You are posting a comment about...
What will Obama do with Sharia civil war in oil-rich Nigeria?
In 1999 with the return to civil government control in Nigeria, the predominately Muslim north of the country was granted the right to impose Islamic Sharia law in 12 states. Now with the eruption of a virtual Jihad over this issue in this important, but troubled oil-rich country in the Gulf of Guinea, the government has undertaken brutal reprisals against the Sharia sect that fomented the call for Jihad including invading Mosques and killing rebellious leaders and adherents.
For the Obama Administration, Nigerian repression of Sharia advocates may present a problem in light of the President’s Cairo speech and outreach to the Muslim ummah, as well as his recent visit to sub Sahara Africa and speech in Ghana. World News noted in a recent report on Obama’s African trip that he avoided visiting Nigeria because of a “ problematic 2007 election” in that country. One immediate issue is what the US African Command ( AFRICOM ) would lend counterterrorism support to the Nigerian government, and other African countries in contending with home grown Jihad. This is not a regional matter, as West African oil fields are a major source of foreign oil imports for the US economy.

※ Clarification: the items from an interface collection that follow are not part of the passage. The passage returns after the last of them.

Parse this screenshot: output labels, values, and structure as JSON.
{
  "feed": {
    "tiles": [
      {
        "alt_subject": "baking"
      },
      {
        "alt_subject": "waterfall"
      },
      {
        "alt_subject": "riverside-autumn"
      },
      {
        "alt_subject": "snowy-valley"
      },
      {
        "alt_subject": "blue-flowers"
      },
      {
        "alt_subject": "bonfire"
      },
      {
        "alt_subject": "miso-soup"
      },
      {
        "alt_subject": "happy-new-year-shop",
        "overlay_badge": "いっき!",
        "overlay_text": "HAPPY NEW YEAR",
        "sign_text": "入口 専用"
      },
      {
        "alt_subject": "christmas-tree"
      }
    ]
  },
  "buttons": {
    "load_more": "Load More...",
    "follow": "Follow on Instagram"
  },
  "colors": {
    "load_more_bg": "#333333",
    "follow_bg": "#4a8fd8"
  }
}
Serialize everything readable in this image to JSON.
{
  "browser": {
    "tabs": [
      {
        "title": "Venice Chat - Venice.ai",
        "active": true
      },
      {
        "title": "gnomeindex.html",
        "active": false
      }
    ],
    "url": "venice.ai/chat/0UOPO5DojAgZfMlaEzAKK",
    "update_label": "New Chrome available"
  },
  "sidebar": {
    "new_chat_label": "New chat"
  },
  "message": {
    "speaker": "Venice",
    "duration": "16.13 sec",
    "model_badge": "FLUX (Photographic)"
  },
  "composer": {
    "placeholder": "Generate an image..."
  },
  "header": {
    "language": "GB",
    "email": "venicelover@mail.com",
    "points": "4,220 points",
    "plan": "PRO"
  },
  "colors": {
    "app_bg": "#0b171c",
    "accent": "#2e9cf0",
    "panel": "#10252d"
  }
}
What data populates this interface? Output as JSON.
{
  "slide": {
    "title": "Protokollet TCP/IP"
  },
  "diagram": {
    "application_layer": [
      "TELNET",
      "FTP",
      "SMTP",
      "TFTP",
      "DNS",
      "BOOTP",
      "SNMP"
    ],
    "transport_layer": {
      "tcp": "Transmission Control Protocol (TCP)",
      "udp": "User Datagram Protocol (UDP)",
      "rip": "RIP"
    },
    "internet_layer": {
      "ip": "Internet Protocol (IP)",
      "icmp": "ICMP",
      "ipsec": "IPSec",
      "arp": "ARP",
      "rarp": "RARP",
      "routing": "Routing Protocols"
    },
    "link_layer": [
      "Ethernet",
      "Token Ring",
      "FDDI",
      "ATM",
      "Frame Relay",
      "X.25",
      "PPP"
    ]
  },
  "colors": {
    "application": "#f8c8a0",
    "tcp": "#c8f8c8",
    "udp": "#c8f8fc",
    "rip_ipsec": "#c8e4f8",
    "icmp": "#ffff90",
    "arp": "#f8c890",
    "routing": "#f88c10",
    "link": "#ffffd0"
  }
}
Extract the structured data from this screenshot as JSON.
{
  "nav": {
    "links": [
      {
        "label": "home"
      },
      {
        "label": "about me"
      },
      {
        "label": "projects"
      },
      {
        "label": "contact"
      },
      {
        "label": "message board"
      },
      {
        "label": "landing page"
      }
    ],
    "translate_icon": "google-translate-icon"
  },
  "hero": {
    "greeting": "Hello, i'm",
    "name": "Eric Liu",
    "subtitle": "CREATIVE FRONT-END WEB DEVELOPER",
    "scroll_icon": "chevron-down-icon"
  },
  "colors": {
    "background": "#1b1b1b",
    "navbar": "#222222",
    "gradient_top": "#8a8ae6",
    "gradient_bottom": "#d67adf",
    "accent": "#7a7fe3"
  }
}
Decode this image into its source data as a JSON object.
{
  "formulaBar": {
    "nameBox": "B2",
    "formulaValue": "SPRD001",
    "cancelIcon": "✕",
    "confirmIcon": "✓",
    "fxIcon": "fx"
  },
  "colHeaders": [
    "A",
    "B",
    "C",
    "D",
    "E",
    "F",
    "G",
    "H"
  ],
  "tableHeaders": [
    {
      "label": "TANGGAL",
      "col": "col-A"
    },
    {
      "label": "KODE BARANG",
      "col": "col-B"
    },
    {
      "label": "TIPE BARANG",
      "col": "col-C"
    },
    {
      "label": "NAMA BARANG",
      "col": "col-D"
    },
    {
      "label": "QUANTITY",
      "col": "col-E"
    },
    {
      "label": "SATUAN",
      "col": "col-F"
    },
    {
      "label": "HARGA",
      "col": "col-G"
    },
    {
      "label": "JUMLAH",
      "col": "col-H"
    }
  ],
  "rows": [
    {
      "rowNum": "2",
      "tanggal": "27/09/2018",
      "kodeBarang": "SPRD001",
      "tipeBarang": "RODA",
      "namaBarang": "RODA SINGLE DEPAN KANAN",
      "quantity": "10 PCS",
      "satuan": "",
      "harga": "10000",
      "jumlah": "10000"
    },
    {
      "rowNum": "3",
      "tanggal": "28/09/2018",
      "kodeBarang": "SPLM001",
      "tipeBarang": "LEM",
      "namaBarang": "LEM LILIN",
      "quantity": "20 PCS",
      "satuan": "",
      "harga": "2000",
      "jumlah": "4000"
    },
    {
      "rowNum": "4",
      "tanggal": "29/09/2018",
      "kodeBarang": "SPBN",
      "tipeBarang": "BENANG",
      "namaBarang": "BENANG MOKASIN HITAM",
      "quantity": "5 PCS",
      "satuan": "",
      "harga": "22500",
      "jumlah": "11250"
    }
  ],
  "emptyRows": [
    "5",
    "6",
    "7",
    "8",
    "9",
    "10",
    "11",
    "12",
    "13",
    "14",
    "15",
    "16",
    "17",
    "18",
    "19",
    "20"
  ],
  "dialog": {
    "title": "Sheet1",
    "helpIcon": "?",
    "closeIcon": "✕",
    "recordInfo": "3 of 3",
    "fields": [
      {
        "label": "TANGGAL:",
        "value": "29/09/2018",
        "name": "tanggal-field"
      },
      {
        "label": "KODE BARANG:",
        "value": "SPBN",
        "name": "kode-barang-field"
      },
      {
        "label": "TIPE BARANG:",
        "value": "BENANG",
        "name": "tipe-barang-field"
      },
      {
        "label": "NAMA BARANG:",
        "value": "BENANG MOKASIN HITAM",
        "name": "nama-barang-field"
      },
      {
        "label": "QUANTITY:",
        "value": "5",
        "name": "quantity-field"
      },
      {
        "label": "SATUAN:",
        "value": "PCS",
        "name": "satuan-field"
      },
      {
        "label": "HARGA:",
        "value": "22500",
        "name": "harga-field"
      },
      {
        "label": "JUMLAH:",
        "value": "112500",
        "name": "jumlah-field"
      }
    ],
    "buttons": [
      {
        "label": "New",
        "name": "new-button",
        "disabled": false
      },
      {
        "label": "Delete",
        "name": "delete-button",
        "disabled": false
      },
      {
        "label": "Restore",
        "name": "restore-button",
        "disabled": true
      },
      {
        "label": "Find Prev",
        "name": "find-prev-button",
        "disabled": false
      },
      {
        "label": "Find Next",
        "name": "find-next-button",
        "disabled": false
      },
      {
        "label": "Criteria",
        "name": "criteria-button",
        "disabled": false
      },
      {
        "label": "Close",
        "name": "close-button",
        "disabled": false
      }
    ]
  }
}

This AP report , “Nigerian troops attack Islamist mosque, kill 100,” discloses what the Nigerian Army did in one action to put down what could become a possible civil war over the untoward consequences of Nigera’s adoption of Sharia for the northern Muslim states.
MAIDUGURI, Nigeria – Troops shelled the compound of an Islamist sect blamed for days of violence in northern Nigeria then attacked its mosque, killing at least 100 militants in a fierce battle.
Sect leader Mohammed Yusuf escaped along with about 300 followers but his deputy was killed in Wednesday night's bombardment, according to Army commander Maj. Gen. Saleh Maina.
The army was conducting a house-to-house manhunt Thursday on the outskirts of Maiduguri for Yusuf and his followers.
An AP reporter watched soldiers shoot their way into the mosque in Maiduguri on Wednesday and then rake those holed up inside with gunfire. The reporter later counted about 50 bodies inside the building and another 50 in the courtyard outside. The militants were armed with homemade hunting rifles, bows and arrows and scimitars.
Another five corpses were just inside a large house near the mosque. Maina pointed to the body of a plump, bearded man and said it the Boko Haram sect's vice chairman, Bukar Shekau.
"The mission has been accomplished," said Maina, the army commander.
Militants seeking to impose Islamic Sharia law throughout this multi-religious country attacked police stations, churches, prisons and government buildings in a wave of violence that began Sunday in Borno state and quickly spread to three other states in mainly Muslim northern Nigeria.
It is not known how many scores of people have been killed, wounded and arrested. Relief official Apollus Jediel said about 1,000 people had abandoned their homes Wednesday due to the violence, joining 3,000 displaced earlier this week in the four states.
The epicenter of the violence has been the Boko Haram's headquarters in Maiduguri, capital of Borno state, which was bombarded Wednesday. Maina said his troops would fire mortar shells later Thursday to destroy what is left of the sprawling compound, which stretches over 2.5 miles (4 kilometers).
Borno Gov. Ali Modu Sheriff told journalists he had a report that Yusuf had been seen Wednesday night in a village about 28 miles (45 kilometers) northeast of Maiduguri, and that he had asked for troops to be deployed there.
In other violence, Nigeria's Vanguard newspaper reported that militants attacked security forces in Yobe state on Wednesday, and quoted police as saying that 43 sect members were killed in a shootout near the state's second city, Potiskum.
Police in Bauchi state have reported 42 people killed, including two soldiers and a police officer, 67 hospitalized with serious injuries and 157 men arrested.
President Umaru Yar'Adua, who has been criticized for leaving the country Tuesday night for a state visit to Brazil, insisted before he left that the situation was under control. The military itself keep referring to "mopping up" exercises even as a full-scale battle was taking place.
Nigeria's 140 million people are nearly evenly divided between Christians, who predominate in the south, and primarily northern-based Muslims. Shariah was implemented in 12 northern states after Nigeria returned to civilian rule in 1999 following years of oppressive military regimes. More than 10,000 Nigerians have died in sectarian violence since then.
The militants oppose western education and seek a harsh interpretation of Islamic Shariah law in northern Nigeria.